Work instruction
Reproduce every entry word for word.

(Web page and app entries)

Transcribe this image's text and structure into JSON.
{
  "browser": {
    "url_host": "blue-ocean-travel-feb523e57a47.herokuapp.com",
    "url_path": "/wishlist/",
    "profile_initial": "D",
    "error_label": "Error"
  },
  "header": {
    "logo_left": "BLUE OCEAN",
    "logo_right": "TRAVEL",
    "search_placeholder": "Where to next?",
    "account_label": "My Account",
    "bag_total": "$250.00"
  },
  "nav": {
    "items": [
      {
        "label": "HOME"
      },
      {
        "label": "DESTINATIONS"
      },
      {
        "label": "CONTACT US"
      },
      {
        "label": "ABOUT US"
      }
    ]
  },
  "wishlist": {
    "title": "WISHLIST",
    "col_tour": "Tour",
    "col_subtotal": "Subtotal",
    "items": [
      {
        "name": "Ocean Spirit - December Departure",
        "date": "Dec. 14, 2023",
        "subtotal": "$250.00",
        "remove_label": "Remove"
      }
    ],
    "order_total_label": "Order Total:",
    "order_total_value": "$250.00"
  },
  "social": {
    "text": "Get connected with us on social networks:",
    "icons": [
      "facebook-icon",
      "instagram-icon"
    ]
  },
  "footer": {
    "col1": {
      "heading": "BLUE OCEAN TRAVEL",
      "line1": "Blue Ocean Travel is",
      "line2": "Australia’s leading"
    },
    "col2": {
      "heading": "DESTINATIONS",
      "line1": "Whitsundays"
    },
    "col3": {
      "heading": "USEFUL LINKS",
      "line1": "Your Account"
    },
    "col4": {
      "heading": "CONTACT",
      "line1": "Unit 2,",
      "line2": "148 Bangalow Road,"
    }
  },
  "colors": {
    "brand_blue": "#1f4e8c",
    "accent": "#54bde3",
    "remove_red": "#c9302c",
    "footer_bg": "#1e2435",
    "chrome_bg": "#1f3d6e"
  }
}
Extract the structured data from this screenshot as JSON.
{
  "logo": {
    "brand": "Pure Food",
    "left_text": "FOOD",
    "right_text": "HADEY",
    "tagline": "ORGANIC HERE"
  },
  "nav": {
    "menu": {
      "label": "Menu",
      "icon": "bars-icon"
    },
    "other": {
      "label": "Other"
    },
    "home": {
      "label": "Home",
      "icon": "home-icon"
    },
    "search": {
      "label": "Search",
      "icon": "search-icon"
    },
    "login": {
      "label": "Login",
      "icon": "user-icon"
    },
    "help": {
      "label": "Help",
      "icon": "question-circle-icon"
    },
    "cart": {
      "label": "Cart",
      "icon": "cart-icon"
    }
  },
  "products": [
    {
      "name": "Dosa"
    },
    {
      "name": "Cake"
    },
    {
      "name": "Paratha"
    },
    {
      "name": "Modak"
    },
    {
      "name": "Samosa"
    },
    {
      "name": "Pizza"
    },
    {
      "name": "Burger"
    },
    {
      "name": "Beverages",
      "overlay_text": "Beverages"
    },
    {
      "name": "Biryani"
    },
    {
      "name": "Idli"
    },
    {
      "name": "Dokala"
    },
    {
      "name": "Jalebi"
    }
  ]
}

Written solution
Transcribe this image's text and structure into JSON.
{
  "browser": {
    "url_host": "blue-ocean-travel-feb523e57a47.herokuapp.com",
    "url_path": "/wishlist/",
    "profile_initial": "D",
    "error_label": "Error"
  },
  "header": {
    "logo_left": "BLUE OCEAN",
    "logo_right": "TRAVEL",
    "search_placeholder": "Where to next?",
    "account_label": "My Account",
    "bag_total": "$250.00"
  },
  "nav": {
    "items": [
      {
        "label": "HOME"
      },
      {
        "label": "DESTINATIONS"
      },
      {
        "label": "CONTACT US"
      },
      {
        "label": "ABOUT US"
      }
    ]
  },
  "wishlist": {
    "title": "WISHLIST",
    "col_tour": "Tour",
    "col_subtotal": "Subtotal",
    "items": [
      {
        "name": "Ocean Spirit - December Departure",
        "date": "Dec. 14, 2023",
        "subtotal": "$250.00",
        "remove_label": "Remove"
      }
    ],
    "order_total_label": "Order Total:",
    "order_total_value": "$250.00"
  },
  "social": {
    "text": "Get connected with us on social networks:",
    "icons": [
      "facebook-icon",
      "instagram-icon"
    ]
  },
  "footer": {
    "col1": {
      "heading": "BLUE OCEAN TRAVEL",
      "line1": "Blue Ocean Travel is",
      "line2": "Australia’s leading"
    },
    "col2": {
      "heading": "DESTINATIONS",
      "line1": "Whitsundays"
    },
    "col3": {
      "heading": "USEFUL LINKS",
      "line1": "Your Account"
    },
    "col4": {
      "heading": "CONTACT",
      "line1": "Unit 2,",
      "line2": "148 Bangalow Road,"
    }
  },
  "colors": {
    "brand_blue": "#1f4e8c",
    "accent": "#54bde3",
    "remove_red": "#c9302c",
    "footer_bg": "#1e2435",
    "chrome_bg": "#1f3d6e"
  }
}
Extract the structured data from this screenshot as JSON.
{
  "logo": {
    "brand": "Pure Food",
    "left_text": "FOOD",
    "right_text": "HADEY",
    "tagline": "ORGANIC HERE"
  },
  "nav": {
    "menu": {
      "label": "Menu",
      "icon": "bars-icon"
    },
    "other": {
      "label": "Other"
    },
    "home": {
      "label": "Home",
      "icon": "home-icon"
    },
    "search": {
      "label": "Search",
      "icon": "search-icon"
    },
    "login": {
      "label": "Login",
      "icon": "user-icon"
    },
    "help": {
      "label": "Help",
      "icon": "question-circle-icon"
    },
    "cart": {
      "label": "Cart",
      "icon": "cart-icon"
    }
  },
  "products": [
    {
      "name": "Dosa"
    },
    {
      "name": "Cake"
    },
    {
      "name": "Paratha"
    },
    {
      "name": "Modak"
    },
    {
      "name": "Samosa"
    },
    {
      "name": "Pizza"
    },
    {
      "name": "Burger"
    },
    {
      "name": "Beverages",
      "overlay_text": "Beverages"
    },
    {
      "name": "Biryani"
    },
    {
      "name": "Idli"
    },
    {
      "name": "Dokala"
    },
    {
      "name": "Jalebi"
    }
  ]
}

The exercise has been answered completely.